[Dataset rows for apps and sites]
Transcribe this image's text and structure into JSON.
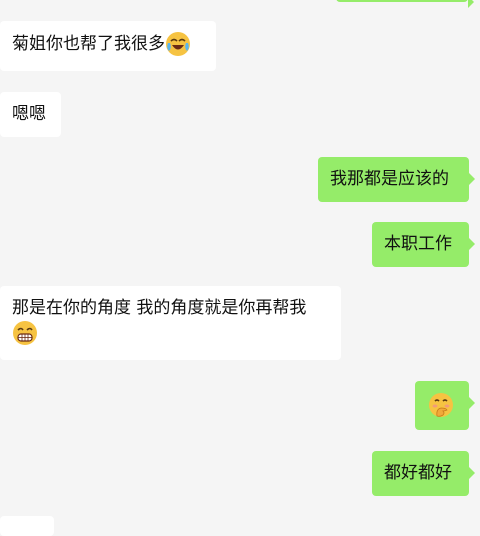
{
  "messages": [
    {
      "side": "out",
      "text": ""
    },
    {
      "side": "in",
      "text": "菊姐你也帮了我很多",
      "emoji": "laughing-crying-emoji"
    },
    {
      "side": "in",
      "text": "嗯嗯"
    },
    {
      "side": "out",
      "text": "我那都是应该的"
    },
    {
      "side": "out",
      "text": "本职工作"
    },
    {
      "side": "in",
      "text": "那是在你的角度  我的角度就是你再帮我",
      "emoji": "grinning-emoji"
    },
    {
      "side": "out",
      "text": "",
      "emoji": "blushing-hand-over-mouth-emoji"
    },
    {
      "side": "out",
      "text": "都好都好"
    },
    {
      "side": "in",
      "text": ""
    }
  ],
  "colors": {
    "background": "#f5f5f5",
    "incoming": "#ffffff",
    "outgoing": "#95ec69"
  }
}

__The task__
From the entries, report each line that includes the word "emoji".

__Response to this task__
      "emoji": "laughing-crying-emoji"
      "emoji": "grinning-emoji"
      "emoji": "blushing-hand-over-mouth-emoji"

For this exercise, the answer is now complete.